Provocative Danish filmmaker Lars von Trier became a house-hold name in Denmark when he presented his 5 hour miniseries, Riget (The Kingdom). It's a quirky horror story told in Copenhagen's leading hospital where strange things occur and apparitions haunt the corridors. Taking a lot of queues from David Lynch, Von Trier has crafted a dark and eerie ghost story with a very facetious undertone. Its the sort of film that would appeal to fans of Twin Peaks, although it does pack some very graphic imagery. Thankfully the film's biggest strength is its storytelling and performances because time has not served various aspects of Riget very well at all. The ghostly visions are lame compared to today's standards and an odd series of interludes involving two kitchen hands (with down syndrome) who narrate the story is confusing and nonsensical. Another oddity is Lars himself who appears during the end credits of each episode to reassure the viewer that the program is make-believe. I find him to be patronising but I guess in 1994 this sort of thing had never been presented on TV before... it must have been shocking for a lot of viewers. Anyhow regardless of these qualms Riget is a fantastic program/film and the 4+ hours of series 1 is well worth it, if even just for the final 15 minutes which are brilliant. Stay tuned for my write-up of Riget II.

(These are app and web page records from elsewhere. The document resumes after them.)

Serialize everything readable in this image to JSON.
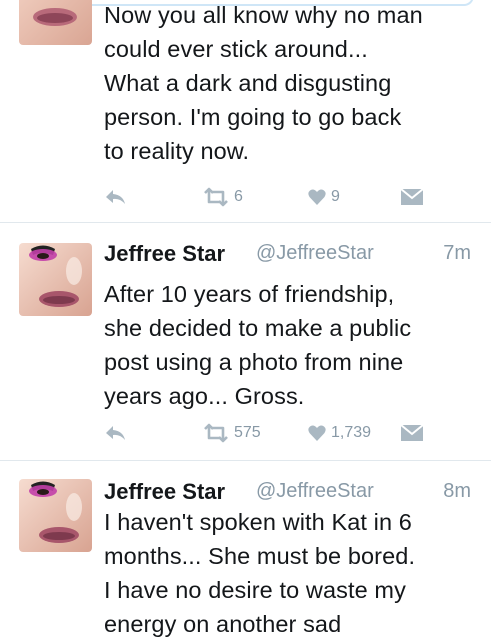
{
  "colors": {
    "icon_gray": "#aab8c2",
    "meta_gray": "#8899a6",
    "text": "#14171a",
    "divider": "#e1e8ed"
  },
  "tweets": [
    {
      "text": "Now you all know why no man\ncould ever stick around...\nWhat a dark and disgusting\nperson. I'm going to go back\nto reality now.",
      "retweets": "6",
      "likes": "9"
    },
    {
      "name": "Jeffree Star",
      "handle": "@JeffreeStar",
      "time": "7m",
      "text": "After 10 years of friendship,\nshe decided to make a public\npost using a photo from nine\nyears ago... Gross.",
      "retweets": "575",
      "likes": "1,739"
    },
    {
      "name": "Jeffree Star",
      "handle": "@JeffreeStar",
      "time": "8m",
      "text": "I haven't spoken with Kat in 6\nmonths... She must be bored.\nI have no desire to waste my\nenergy on another sad"
    }
  ],
  "icons": {
    "reply": "reply-icon",
    "retweet": "retweet-icon",
    "like": "heart-icon",
    "dm": "envelope-icon"
  }
}
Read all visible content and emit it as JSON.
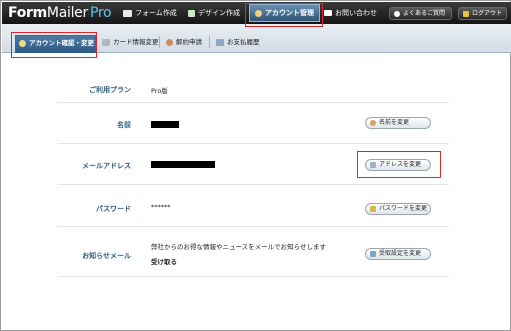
{
  "header": {
    "logo_main": "Form",
    "logo_mid": "Mailer",
    "logo_pro": "Pro",
    "nav": [
      {
        "label": "フォーム作成",
        "icon": "form-icon"
      },
      {
        "label": "デザイン作成",
        "icon": "design-icon"
      },
      {
        "label": "アカウント管理",
        "icon": "account-icon",
        "active": true
      },
      {
        "label": "お問い合わせ",
        "icon": "mail-icon"
      }
    ],
    "faq_label": "よくあるご質問",
    "logout_label": "ログアウト"
  },
  "subnav": {
    "tabs": [
      {
        "label": "アカウント確認・変更",
        "active": true
      },
      {
        "label": "カード情報変更"
      },
      {
        "label": "解約申請"
      },
      {
        "label": "お支払履歴"
      }
    ]
  },
  "account": {
    "plan": {
      "label": "ご利用プラン",
      "value": "Pro版"
    },
    "name": {
      "label": "名前",
      "button": "名前を変更"
    },
    "email": {
      "label": "メールアドレス",
      "button": "アドレスを変更"
    },
    "password": {
      "label": "パスワード",
      "value": "******",
      "button": "パスワードを変更"
    },
    "notify": {
      "label": "お知らせメール",
      "description": "弊社からのお得な情報やニュースをメールでお知らせします",
      "status": "受け取る",
      "button": "受取設定を変更"
    }
  },
  "colors": {
    "header_bg": "#1f1f1f",
    "active_tab": "#2c5a86",
    "label_text": "#2b5e7d",
    "highlight": "#e0262d"
  }
}
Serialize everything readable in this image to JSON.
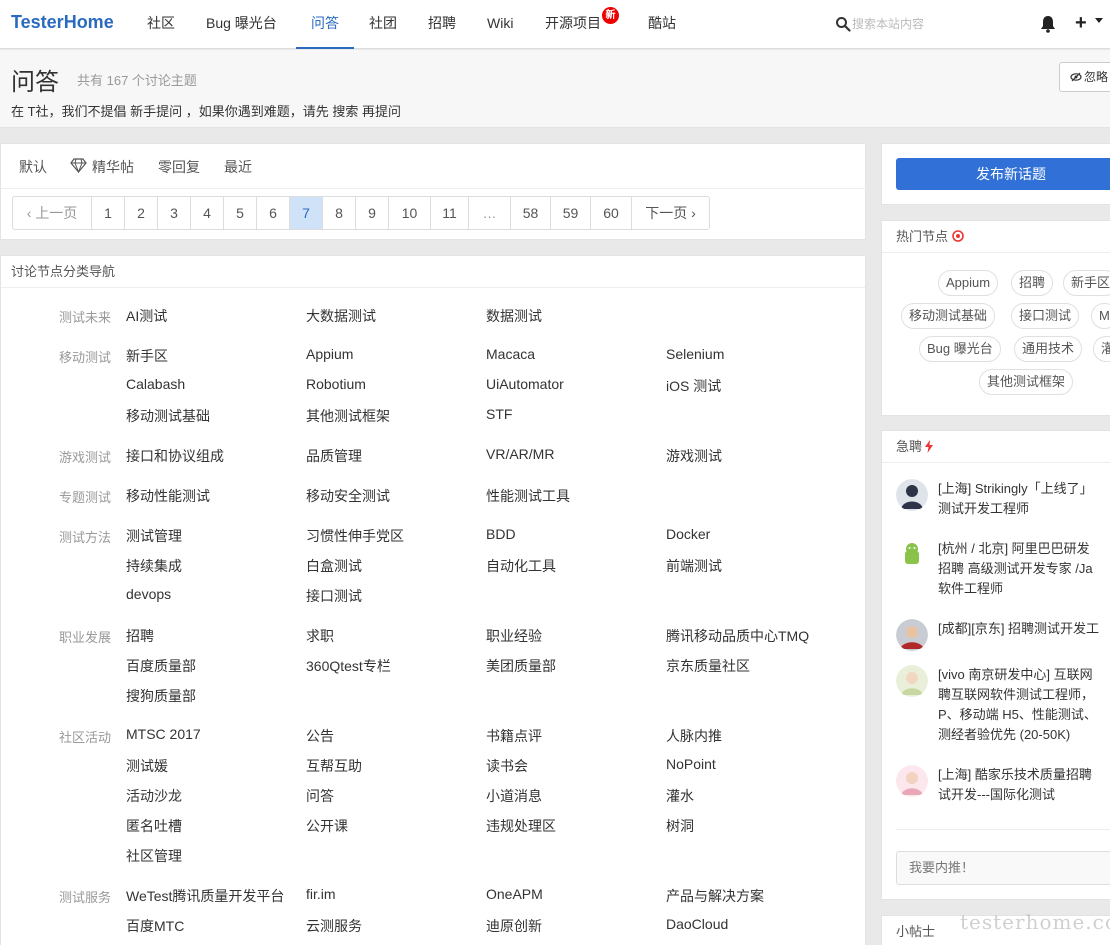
{
  "nav": {
    "brand": "TesterHome",
    "items": [
      "社区",
      "Bug 曝光台",
      "问答",
      "社团",
      "招聘",
      "Wiki",
      "开源项目",
      "酷站"
    ],
    "active": "问答",
    "new_badge": "新",
    "search_placeholder": "搜索本站内容",
    "plus": "+"
  },
  "header": {
    "title": "问答",
    "count": "共有 167 个讨论主题",
    "desc": "在 T社，我们不提倡 新手提问 ，如果你遇到难题，请先 搜索 再提问",
    "ignore_button": "忽略"
  },
  "filters": {
    "default": "默认",
    "excellent": "精华帖",
    "no_reply": "零回复",
    "latest": "最近"
  },
  "pagination": {
    "prev": "‹ 上一页",
    "pages": [
      "1",
      "2",
      "3",
      "4",
      "5",
      "6",
      "7",
      "8",
      "9",
      "10",
      "11",
      "…",
      "58",
      "59",
      "60"
    ],
    "current": "7",
    "next": "下一页 ›"
  },
  "categories": {
    "heading": "讨论节点分类导航",
    "groups": [
      {
        "label": "测试未来",
        "links": [
          "AI测试",
          "大数据测试",
          "数据测试"
        ]
      },
      {
        "label": "移动测试",
        "links": [
          "新手区",
          "Appium",
          "Macaca",
          "Selenium",
          "Calabash",
          "Robotium",
          "UiAutomator",
          "iOS 测试",
          "移动测试基础",
          "其他测试框架",
          "STF"
        ]
      },
      {
        "label": "游戏测试",
        "links": [
          "接口和协议组成",
          "品质管理",
          "VR/AR/MR",
          "游戏测试"
        ]
      },
      {
        "label": "专题测试",
        "links": [
          "移动性能测试",
          "移动安全测试",
          "性能测试工具"
        ]
      },
      {
        "label": "测试方法",
        "links": [
          "测试管理",
          "习惯性伸手党区",
          "BDD",
          "Docker",
          "持续集成",
          "白盒测试",
          "自动化工具",
          "前端测试",
          "devops",
          "接口测试"
        ]
      },
      {
        "label": "职业发展",
        "links": [
          "招聘",
          "求职",
          "职业经验",
          "腾讯移动品质中心TMQ",
          "百度质量部",
          "360Qtest专栏",
          "美团质量部",
          "京东质量社区",
          "搜狗质量部"
        ]
      },
      {
        "label": "社区活动",
        "links": [
          "MTSC 2017",
          "公告",
          "书籍点评",
          "人脉内推",
          "测试媛",
          "互帮互助",
          "读书会",
          "NoPoint",
          "活动沙龙",
          "问答",
          "小道消息",
          "灌水",
          "匿名吐槽",
          "公开课",
          "违规处理区",
          "树洞",
          "社区管理"
        ]
      },
      {
        "label": "测试服务",
        "links": [
          "WeTest腾讯质量开发平台",
          "fir.im",
          "OneAPM",
          "产品与解决方案",
          "百度MTC",
          "云测服务",
          "迪原创新",
          "DaoCloud"
        ]
      }
    ]
  },
  "sidebar": {
    "publish_button": "发布新话题",
    "hot_nodes_title": "热门节点",
    "hot_nodes": [
      "Appium",
      "招聘",
      "新手区",
      "移动测试基础",
      "接口测试",
      "M",
      "Bug 曝光台",
      "通用技术",
      "灌",
      "其他测试框架"
    ],
    "jobs_title": "急聘",
    "jobs": [
      {
        "lines": [
          "[上海] Strikingly「上线了」",
          "测试开发工程师"
        ]
      },
      {
        "lines": [
          "[杭州 / 北京] 阿里巴巴研发",
          "招聘 高级测试开发专家 /Ja",
          "软件工程师"
        ]
      },
      {
        "lines": [
          "[成都][京东] 招聘测试开发工"
        ]
      },
      {
        "lines": [
          "[vivo 南京研发中心] 互联网",
          "聘互联网软件测试工程师，",
          "P、移动端 H5、性能测试、",
          "测经者验优先 (20-50K)"
        ]
      },
      {
        "lines": [
          "[上海] 酷家乐技术质量招聘",
          "试开发---国际化测试"
        ]
      }
    ],
    "refer_input": "我要内推！",
    "tips_title": "小帖士"
  },
  "watermark": "testerhome.com",
  "colors": {
    "brand": "#2a6bbf",
    "publish": "#3170d6",
    "badge": "#e00000"
  }
}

In the 80s director Jack Sholder made a string of movies for New Line Cinema and he became one of the best genre directors on the scene. Following the fantastic shocker 'Alone in the Dark' and 'Nightmare on Elm Street 2' he made what he and many others consider to be his best film, The Hidden. Roger Ebert described it as a cross between Invasion of the Body Snatchers and The Terminator and that's a spot-on description. Kyle McLachlan stars as an FBI agent on the trail of a parasitical creature who skips from person to person, turning each victim into ultra violent, homicidal maniacs who have a penchant for heavy metal music. Teaming up with a local cop, McLachlan's character frantically follows a trail of bodies, hunting this alien creature before it finds its way to a position of absolute power. While not quite a horror film, this clever and engaging sci-fi flick takes a familiar story and turns it into something fresh and new (for its time). Its well paced and well acted and stands up after all these years. I think it's a great movie but sadly a terrible sequel was made in the early 90s and apparently a new remake is in the pipeline... damn it. If you've never seen The Hidden then check it out. It was only 3 movies later that Jack Sholder made his last good film. lol.